Department of Education policies regarding ELL children are reflected in three OCR policy documents. The May 1970 memorandum to school districts entitled "Identification of Discrimination and Denial of Services on the Basis of National Origin" clarifies OCR policy under Title VI on the responsibility of school districts to provide equal educational opportunity to language minority students. The December 3, 1985, guidance document entitled "The Office for Civil Rights' Title VI Language Minority Compliance Procedures" outlines the procedures OCR follows in applying the May 1970 memorandum and the Lau legal standard on a case-by-case basis.
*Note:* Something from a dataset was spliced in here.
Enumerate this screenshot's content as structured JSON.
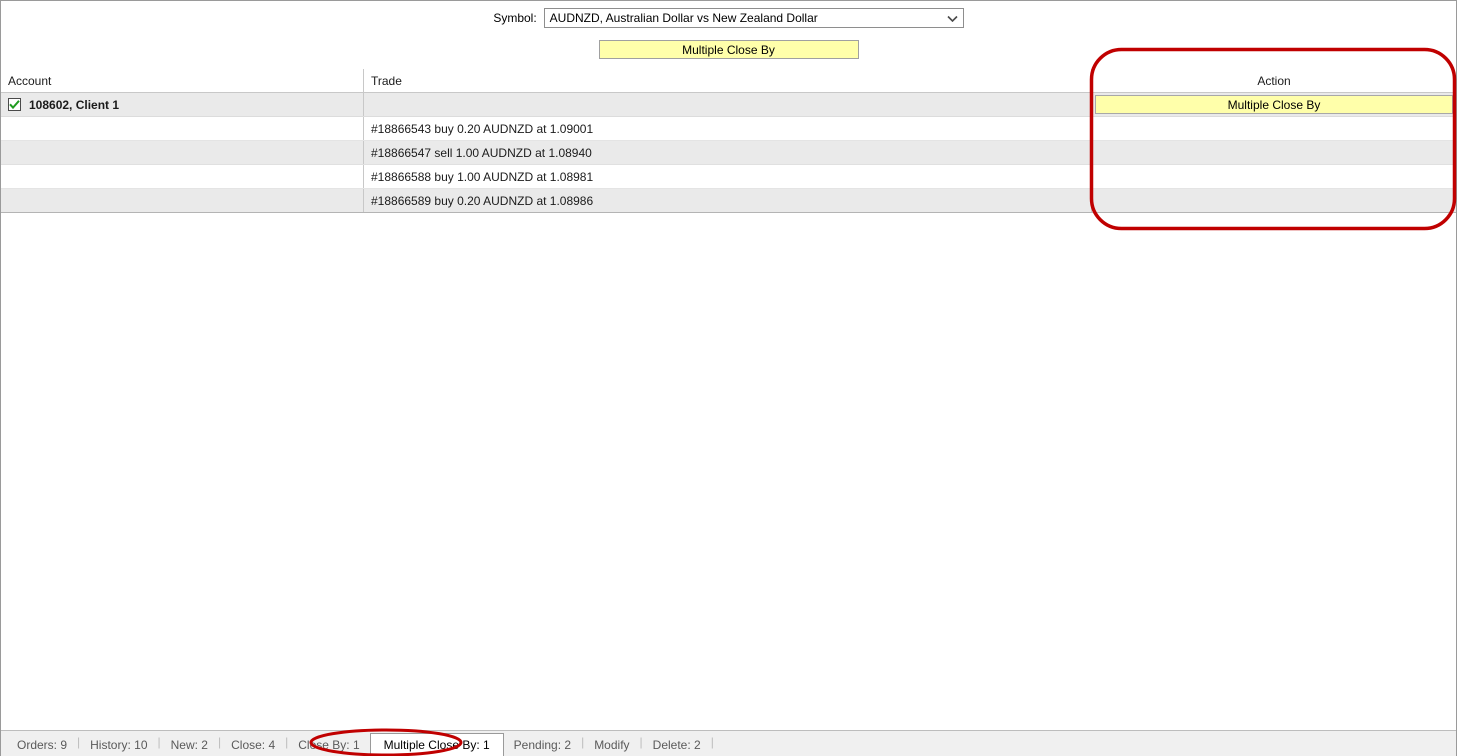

The September 27, 1991, memorandum entitled "Policy Update on Schools' Obligations Toward National Origin Minority Students with Limited-English Proficiency (LEP)" is a policy update to be read in conjunction with the May 1970 and December 1985 memoranda. It provides additional guidance for applying the May 1970 and December 1985 memoranda in the context of staffing, transition and/or exit criteria, and program evaluation, as well as to special education programs, gifted and talented, and other special programs.

OCR does not require or advocate a particular program of instruction for ELL students and nothing in federal law requires one form of instruction over another. Under federal law, programs to educate children with limited proficiency in English must be: (1) based on a sound educational theory; (2) adequately supported so that the program has a realistic chance of success; and (3) periodically evaluated and revised, if necessary. These three fundamental principles of federal law are discussed below.

Last Modified: 01/16/2020